Canadian Deep Sea Miner seeks ocean riches, island states lose big in mineral bonanza EV

As a Canadian deep-sea mining company strives to consummate its 15 years of “courtesy” with the United Nations agency charged with overseeing the fair and environmentally safe extraction of resources from the seabed, a new investigation report raises flags about the deal and its impacts.

The story centers on the world’s first industrial-scale mine site in international waters, a section of seabed about 1,500 miles southwest of San Diego that may contain enough cobalt, copper and nickel to power 280 million electric vehicles according to Vancouver-based The Metals. Company, the Vancouver-based mining startup promoting the project.

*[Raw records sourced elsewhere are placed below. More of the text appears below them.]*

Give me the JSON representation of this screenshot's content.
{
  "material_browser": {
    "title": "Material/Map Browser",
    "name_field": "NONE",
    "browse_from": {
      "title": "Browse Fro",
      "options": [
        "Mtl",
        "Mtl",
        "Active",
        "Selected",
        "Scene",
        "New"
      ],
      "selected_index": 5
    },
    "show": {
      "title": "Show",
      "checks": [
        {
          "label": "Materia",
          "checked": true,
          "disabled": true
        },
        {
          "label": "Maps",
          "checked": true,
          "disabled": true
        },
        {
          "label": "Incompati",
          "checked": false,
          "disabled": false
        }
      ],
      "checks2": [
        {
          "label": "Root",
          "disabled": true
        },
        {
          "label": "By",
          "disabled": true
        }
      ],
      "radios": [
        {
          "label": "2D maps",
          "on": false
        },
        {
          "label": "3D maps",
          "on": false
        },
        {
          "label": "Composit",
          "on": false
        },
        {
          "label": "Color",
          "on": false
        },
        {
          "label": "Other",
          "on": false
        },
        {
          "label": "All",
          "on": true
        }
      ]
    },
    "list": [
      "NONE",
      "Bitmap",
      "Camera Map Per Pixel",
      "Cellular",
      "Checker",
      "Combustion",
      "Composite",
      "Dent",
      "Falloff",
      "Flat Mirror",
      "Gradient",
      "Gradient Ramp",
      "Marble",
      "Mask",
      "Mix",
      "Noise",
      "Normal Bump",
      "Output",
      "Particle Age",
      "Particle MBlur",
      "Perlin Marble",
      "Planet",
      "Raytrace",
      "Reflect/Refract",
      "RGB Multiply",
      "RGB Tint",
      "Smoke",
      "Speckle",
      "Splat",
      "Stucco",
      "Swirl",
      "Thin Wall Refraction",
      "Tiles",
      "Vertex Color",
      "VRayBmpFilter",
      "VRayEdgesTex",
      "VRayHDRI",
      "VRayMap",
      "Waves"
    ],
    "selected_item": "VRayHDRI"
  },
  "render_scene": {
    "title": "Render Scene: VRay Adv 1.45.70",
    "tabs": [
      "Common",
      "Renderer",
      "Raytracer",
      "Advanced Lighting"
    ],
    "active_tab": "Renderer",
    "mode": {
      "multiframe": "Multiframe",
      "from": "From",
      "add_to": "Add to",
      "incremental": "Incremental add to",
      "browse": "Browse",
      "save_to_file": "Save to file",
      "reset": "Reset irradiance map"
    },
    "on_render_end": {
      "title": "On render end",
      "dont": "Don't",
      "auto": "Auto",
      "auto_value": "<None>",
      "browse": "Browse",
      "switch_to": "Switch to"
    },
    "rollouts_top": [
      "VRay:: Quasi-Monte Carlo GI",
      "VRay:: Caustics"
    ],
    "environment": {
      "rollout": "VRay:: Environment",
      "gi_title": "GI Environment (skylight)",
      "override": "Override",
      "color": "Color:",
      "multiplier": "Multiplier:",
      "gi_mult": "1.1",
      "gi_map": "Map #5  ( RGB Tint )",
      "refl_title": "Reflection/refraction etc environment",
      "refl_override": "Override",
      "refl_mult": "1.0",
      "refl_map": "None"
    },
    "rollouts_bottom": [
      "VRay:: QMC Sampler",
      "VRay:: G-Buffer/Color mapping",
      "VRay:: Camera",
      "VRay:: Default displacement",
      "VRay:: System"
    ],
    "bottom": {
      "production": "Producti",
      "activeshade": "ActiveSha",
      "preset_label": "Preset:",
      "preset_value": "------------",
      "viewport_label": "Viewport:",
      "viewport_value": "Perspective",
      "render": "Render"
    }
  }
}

Under the 1994 Convention on the Law of the Sea, the deep sea mining that could soon begin in the Pacific Ocean is supposed to be undertaken for the benefit of all, and especially the world’s poorest. But a very long paper trail of documents and emails dating back 15 years points to a far less fair result, reports The New York Times.

The Times article says The Metals Company now has exclusive access to nearly 260,000 square kilometers (100,000 square miles) of seabed rich in rare minerals. He is to reap $31 billion from a 25-year-old deep-sea mining project.

The company hopes to have work underway by 2024.

Through interviews and review of “hundreds of pages of emails, letters and other internal documents”, the Times links this exclusive access to The Metals Company’s intense “courtship” of – with the International Seabed Authority (ISA).

Beginning in 2007, The Times claims that the ISA repeatedly came close to violating its mandate. An email trail indicates that ISA legal counsel Michael Lodge was working with The Metals Company, then operating as Nautilus, to release access to classified seabed resource data. Lodge is now entering his seventh year as ISA General Secretary.

The email trail has ISA staff sounding the alarm over ethical lapses, “including a revolving door of consultants and salaried attorneys who have worked for companies with cases ahead of them. the agency”.

At a meeting of the agency’s governing body last year, “a contractor from the Metals Company was among a group of businessmen who moved freely among international delegates as they were debating agenda items, including the company’s request for permission to sign a plan to test mining equipment,” writes the Times.

The ISA should also benefit directly from the success of The Metals Company, the report said. At last report, the miner “will pay an indefinite fee to the Seabed Authority once commercial mining [begins].”

As for the Pacific island nations of Nauru and Tonga, which have also been courted by The Metals Company, a representative of the Tongan community told The Times that the company offers a “mining production fee” of just $2. per ton.

“This payment would represent less than half of one percent of the company’s estimated total value of the mined material,” the Times notes.

The Metals Company “set out to game the system and use a poor, developing nation in the Pacific as a conduit to exploit these resources,” former Tongan parliamentarian Lord Fusitu’a told The Times.

The Metals Company declined to comment on the royalty payment in Tonga or any potential production royalty in Nauru.

The Times traces a Canadian venture capitalist’s exclusive access to such a vast swath of ocean floor to current seabed mining rules, under which “any nation may seek permission to conduct surveys to identify mining sites”. Nations must then immediately cede half of all promising sites to the ISA, which has a mandate to “set them aside as ‘reserved areas’ where less developed countries can launch their own projects”. Some 518,000 square kilometers (200,000 square miles) have been reserved so far.

But the Authority has failed to develop the unit to help developing countries pursue their mining endeavors independently, Ghanaian mining engineer and former ISA secretary general Nii Allotey Odunton told Reuters. UN in a 2011 speech. Thus, “the only realistic option for most developing states was therefore to form partnerships with commercial interests with access to the financial capital and technology necessary to carry out deep sea exploration” .

Thus, nearly half of the total area reserved was allocated to The Metals Company.

“These venture capital-backed companies can smell the desperation in these small island economies,” Maureen Penjueli, coordinator of the Fiji-based Pacific Network on Globalization, told The Times.

The Times says more about the mining technique The Metals Company plans to use and the ISA’s response to calls for further environmental assessment.

Lynn A. Saleh